Private healthcare in Paradise again

I have written about private health care services working from tax paradises. A trustworthy friend recently told me of another “tax paradise” these people are using. He (let’s call him Anders) runs a small company and some of his staff are employed part-time from employment agency companies. When he employs a new person Anders must have a health insurance for them. That is the law and they have to buy this from a private the health care center. The new part time worker is normally working for several companies and each one has a separate health insurance policy. Anders does not want to pay unnecessary costs if that person is already covered. Building workers today have a passport showing clearly that they are tax registered and covered by this compulsory health insurance. But other part-time groups of workers do not benefit from this passport arrangement. When Anders tried to identify if a part time worker is covered, the normal response from the workers trade union or employers union is “Don’t worry – Kela covers most of your costs!”.
The second thing is that he is regularly invoiced for a 60 minute visits from these workers by the private health care companies even though the staff member was only there for 10 minutes. And of course, his complaints are met with “Don’t worry – Kela covers most of your costs!”

In any event, small companies are being penalized since they end up paying too much and then have to wait a year for the partial refund from Kela.

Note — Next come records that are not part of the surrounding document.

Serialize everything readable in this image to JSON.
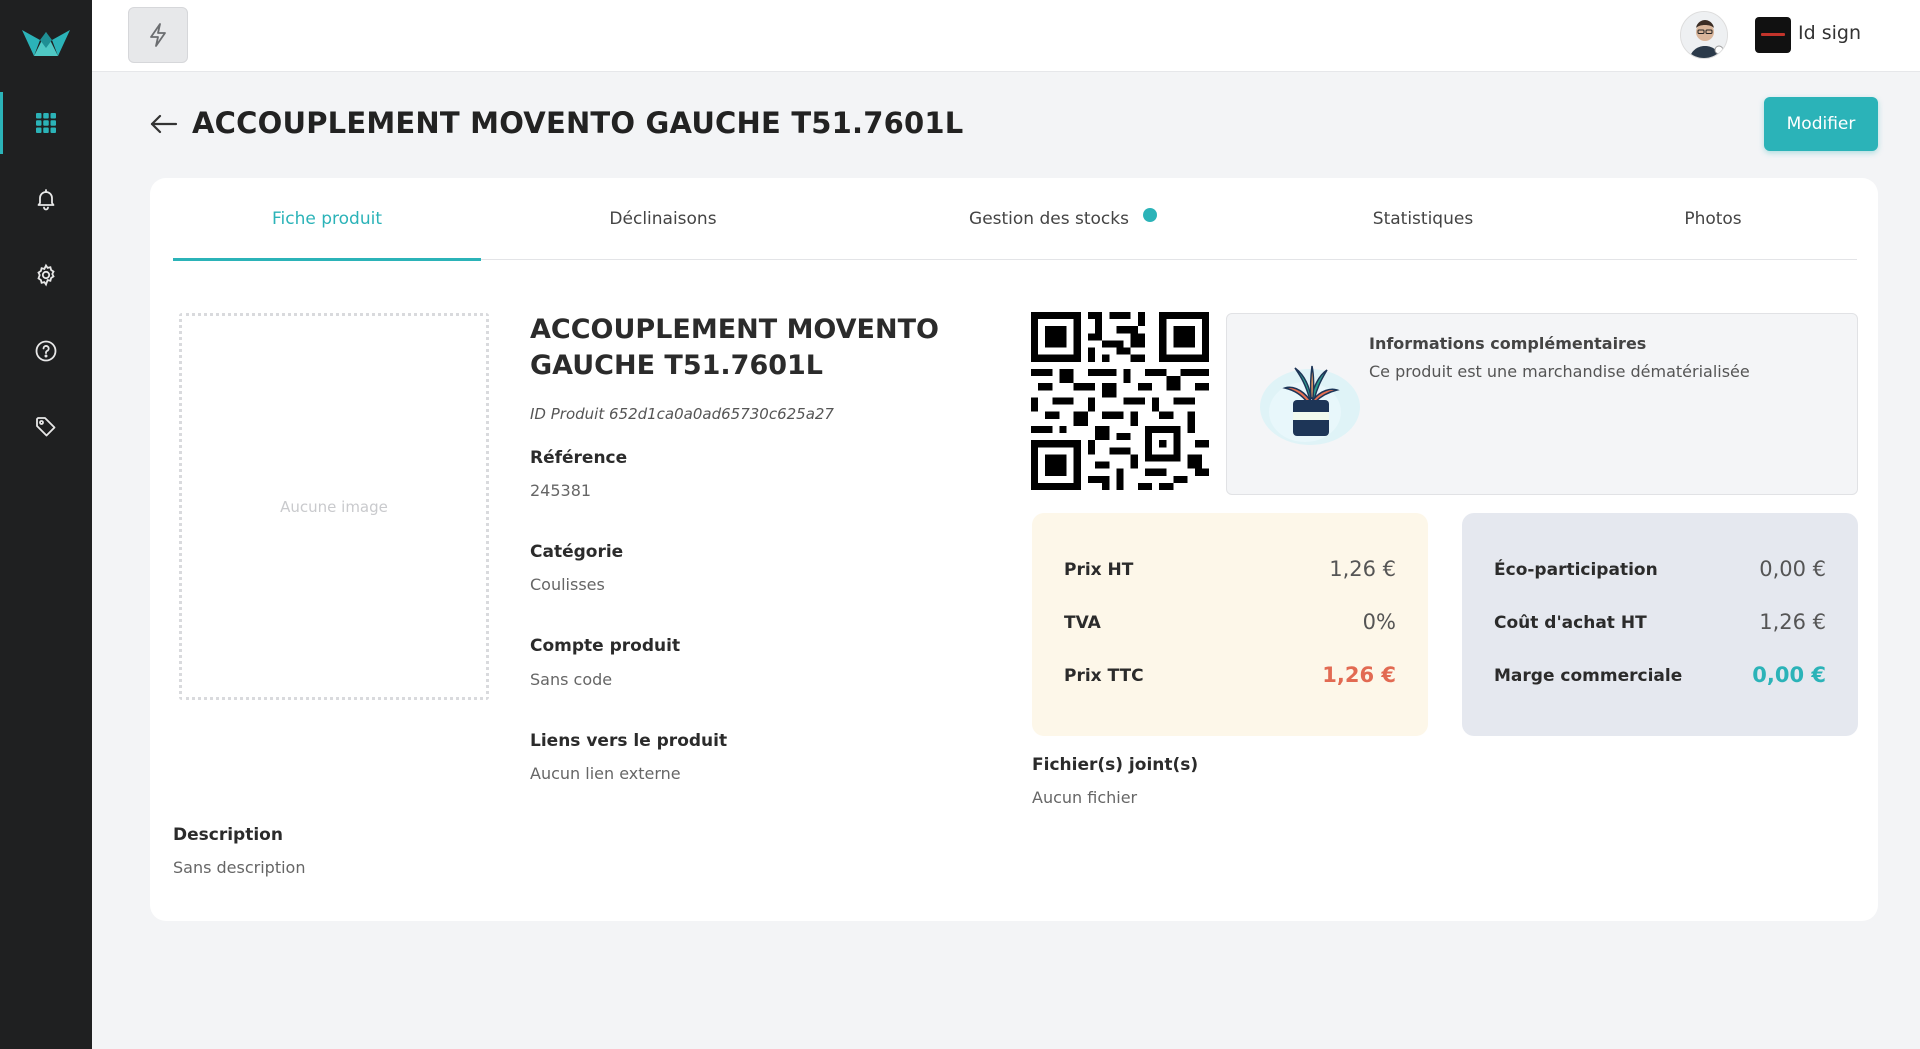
{
  "header": {
    "title": "ACCOUPLEMENT MOVENTO GAUCHE T51.7601L",
    "modify_label": "Modifier"
  },
  "topbar": {
    "company_name": "Id sign"
  },
  "tabs": [
    {
      "label": "Fiche produit",
      "active": true
    },
    {
      "label": "Déclinaisons",
      "active": false
    },
    {
      "label": "Gestion des stocks",
      "active": false
    },
    {
      "label": "Statistiques",
      "active": false
    },
    {
      "label": "Photos",
      "active": false
    }
  ],
  "product": {
    "image_placeholder": "Aucune image",
    "name": "ACCOUPLEMENT MOVENTO GAUCHE T51.7601L",
    "id_text": "ID Produit 652d1ca0a0ad65730c625a27",
    "reference_label": "Référence",
    "reference_value": "245381",
    "category_label": "Catégorie",
    "category_value": "Coulisses",
    "account_label": "Compte produit",
    "account_value": "Sans code",
    "links_label": "Liens vers le produit",
    "links_value": "Aucun lien externe",
    "description_label": "Description",
    "description_value": "Sans description"
  },
  "info": {
    "title": "Informations complémentaires",
    "text": "Ce produit est une marchandise dématérialisée"
  },
  "pricing": {
    "ht_label": "Prix HT",
    "ht_value": "1,26 €",
    "tva_label": "TVA",
    "tva_value": "0%",
    "ttc_label": "Prix TTC",
    "ttc_value": "1,26 €"
  },
  "costs": {
    "eco_label": "Éco-participation",
    "eco_value": "0,00 €",
    "purchase_label": "Coût d'achat HT",
    "purchase_value": "1,26 €",
    "margin_label": "Marge commerciale",
    "margin_value": "0,00 €"
  },
  "files": {
    "label": "Fichier(s) joint(s)",
    "value": "Aucun fichier"
  },
  "colors": {
    "accent": "#2bb3b8",
    "sidebar": "#1f2021",
    "price_highlight": "#e26a52"
  },
  "icons": {
    "sidebar": [
      "grid-icon",
      "bell-icon",
      "gear-icon",
      "help-icon",
      "tag-icon"
    ],
    "topbar": [
      "flash-icon",
      "menu-icon"
    ]
  }
}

More seriously, taxpayers, through Kela, are forking out larger amounts of money for compulsory private health care services that can now afford to pay more for doctors and nurses, while the public health care system is not working well because there is a lack of doctors and nurses with longer and longer queues.